N2 - The study of dynamic functional network connectivity (dFNC) has been important to understand the healthy and diseased brain. Recent developments model groups of functionally related brain structures (defined as functional domains) as entities that can send and receive information. A domain analysis starts by detecting a finite set of connectivity patterns known as domain states within each functional domain. Dynamic functional domain connectivity (DFDC) is a novel information theoretic framework for studying the temporal sequence of the domain states and the amount of information shared among domains. In this setting, the information flow among functional domains can be compared to the flow of bits among entities in a digital network. Schizophrenia is a chronic psychiatric disorder which is associated with how the brain processes information. Here, we employed the DFDC framework to analyze a dataset containing resting-state fMRI scans from 163 healthy controls (HCs) and 151 schizophrenia patients (SZs). As in other information theory methods, this study measured domain state probabilities, entropy within each DFDC and the cross-domain mutual information (CDMI) between pairs of DFDC. Results indicate that SZs show significantly higher (transformed) entropy than HCs in subcortical (SC)-SC; default mode network (DMN)-visual (VIS) and frontoparietal (FRN)-VIS DFDCs. SZs also show lower (transformed) CDMI between SC-VIS vs. SC-sensorimotor (SM), attention (ATTN)-VIS vs. ATTN-SM and ATTN-SM vs. ATTN-ATTN DFDC pairs after correcting for multiple comparisons. These results imply that different DFDC pairs function in a more independent manner in SZs compared to HCs. Our findings present evidence of higher uncertainty and randomness in SZ brain function.

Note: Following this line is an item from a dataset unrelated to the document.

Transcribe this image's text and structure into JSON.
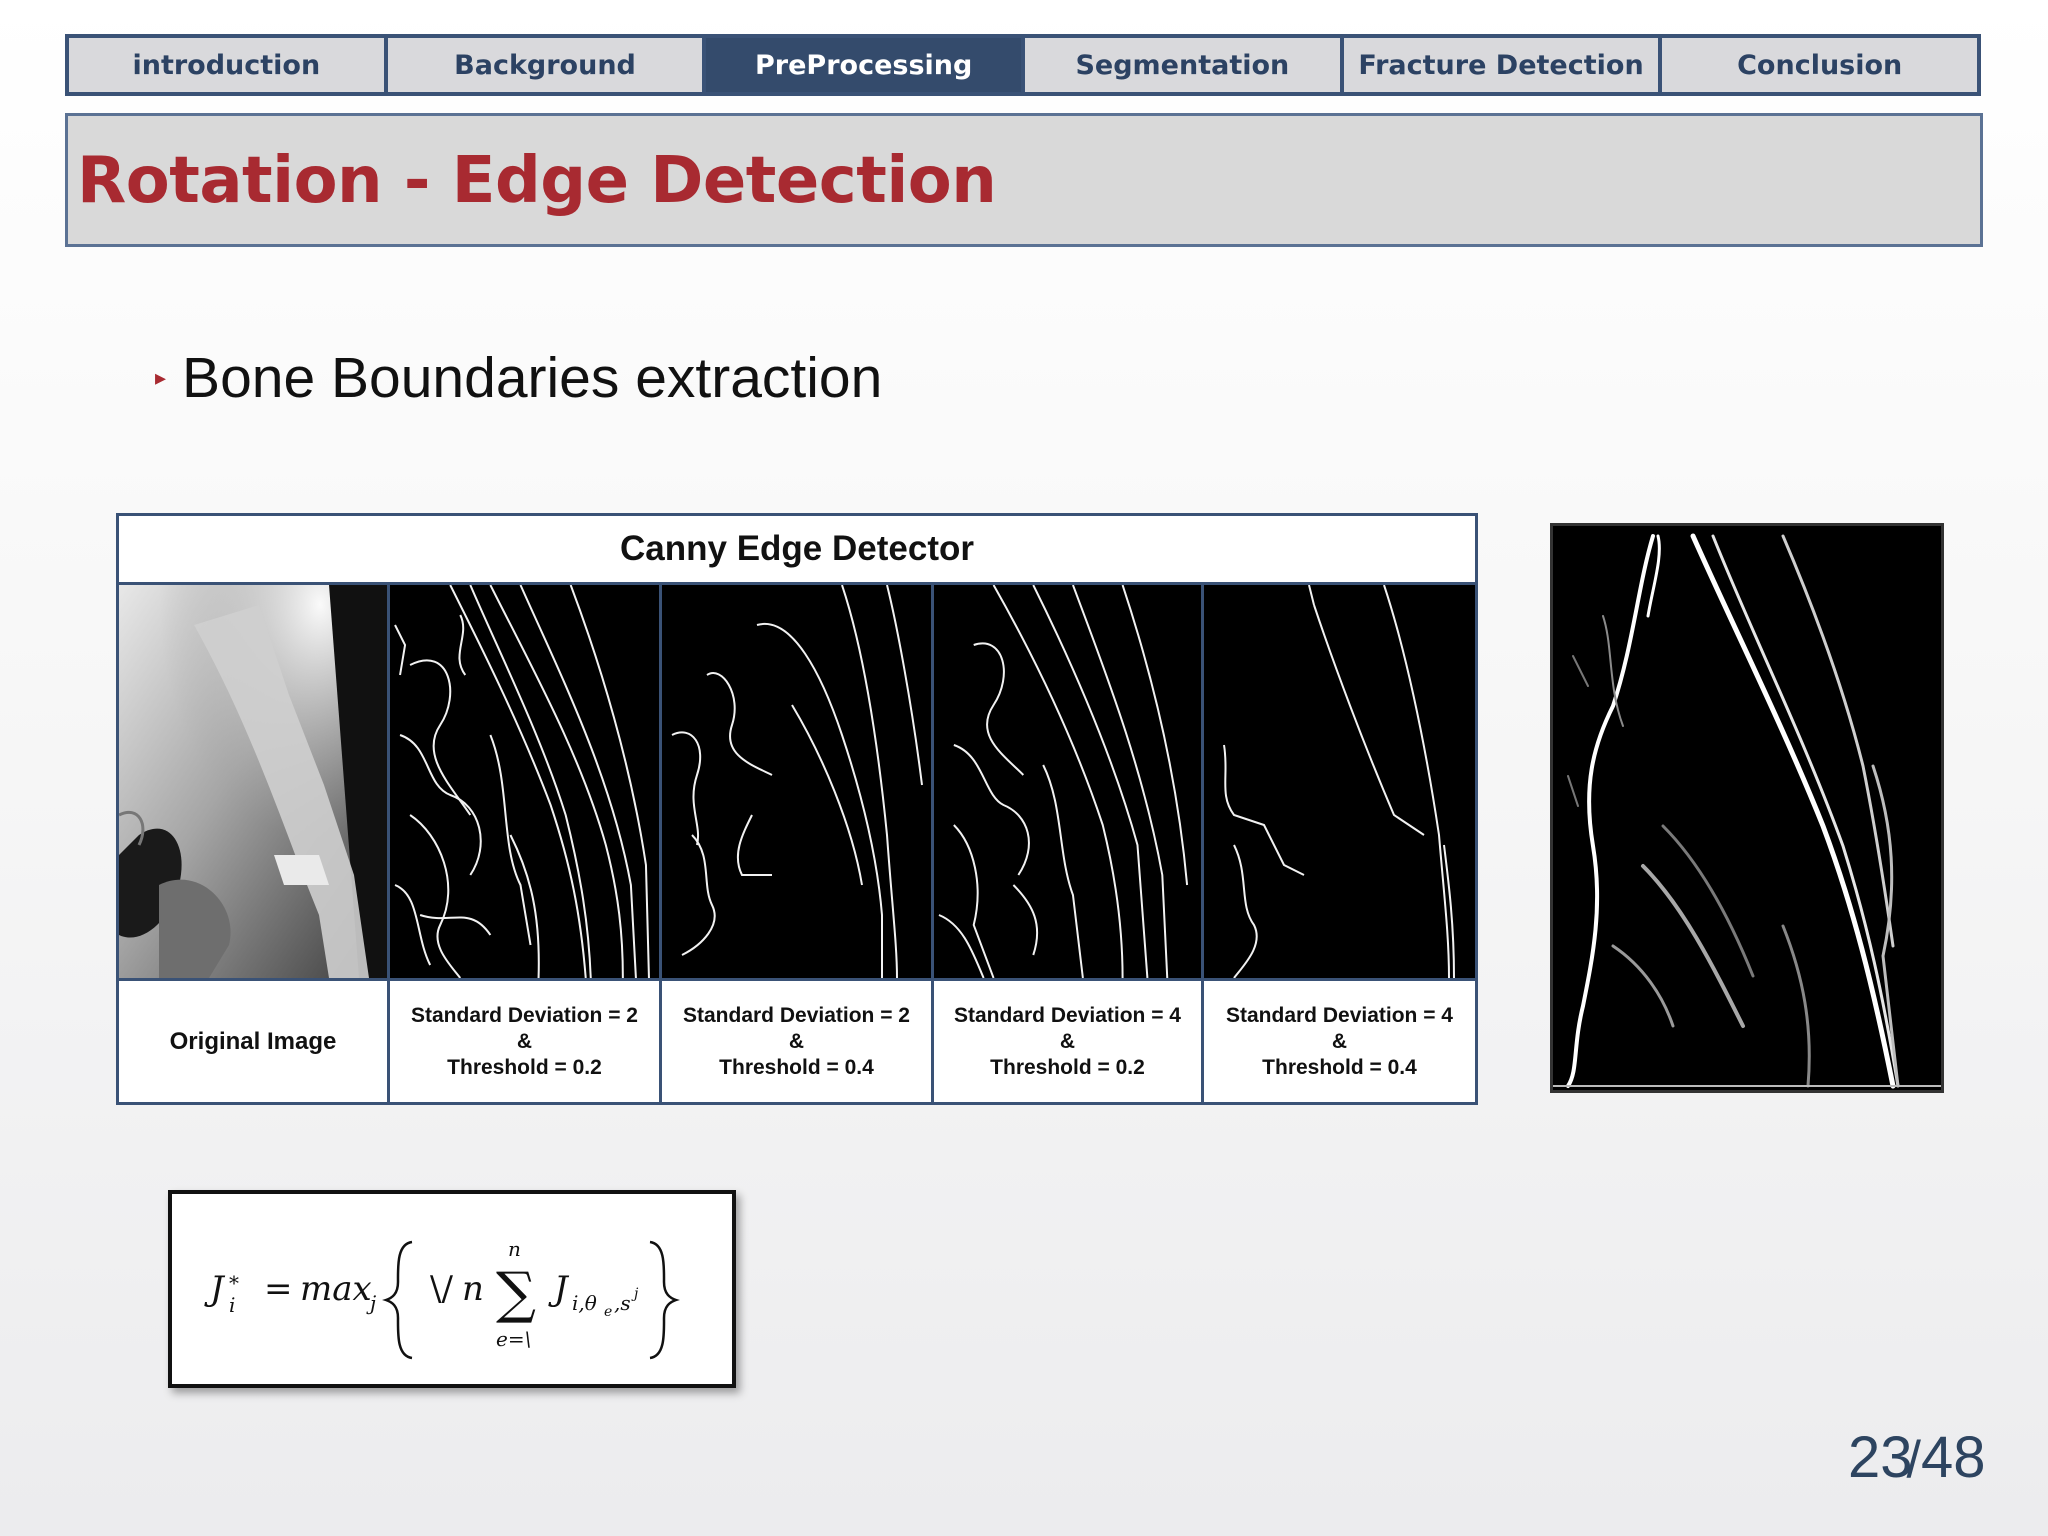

AB - The study of dynamic functional network connectivity (dFNC) has been important to understand the healthy and diseased brain. Recent developments model groups of functionally related brain structures (defined as functional domains) as entities that can send and receive information. A domain analysis starts by detecting a finite set of connectivity patterns known as domain states within each functional domain. Dynamic functional domain connectivity (DFDC) is a novel information theoretic framework for studying the temporal sequence of the domain states and the amount of information shared among domains. In this setting, the information flow among functional domains can be compared to the flow of bits among entities in a digital network. Schizophrenia is a chronic psychiatric disorder which is associated with how the brain processes information. Here, we employed the DFDC framework to analyze a dataset containing resting-state fMRI scans from 163 healthy controls (HCs) and 151 schizophrenia patients (SZs). As in other information theory methods, this study measured domain state probabilities, entropy within each DFDC and the cross-domain mutual information (CDMI) between pairs of DFDC. Results indicate that SZs show significantly higher (transformed) entropy than HCs in subcortical (SC)-SC; default mode network (DMN)-visual (VIS) and frontoparietal (FRN)-VIS DFDCs. SZs also show lower (transformed) CDMI between SC-VIS vs. SC-sensorimotor (SM), attention (ATTN)-VIS vs. ATTN-SM and ATTN-SM vs. ATTN-ATTN DFDC pairs after correcting for multiple comparisons. These results imply that different DFDC pairs function in a more independent manner in SZs compared to HCs. Our findings present evidence of higher uncertainty and randomness in SZ brain function.

KW - fMRI

KW - functional domain

KW - functional network connectivity

KW - ICA

KW - information theory

KW - schizophrenia

UR - http://www.scopus.com/inward/record.url?scp=85072204904&partnerID=8YFLogxK

UR - http://www.scopus.com/inward/citedby.url?scp=85072204904&partnerID=8YFLogxK

U2 - 10.3389/fnins.2019.00873

DO - 10.3389/fnins.2019.00873

M3 - Article

VL - 13

JO - Frontiers in Neuroscience

JF - Frontiers in Neuroscience

SN - 1662-4548

M1 - 873

ER -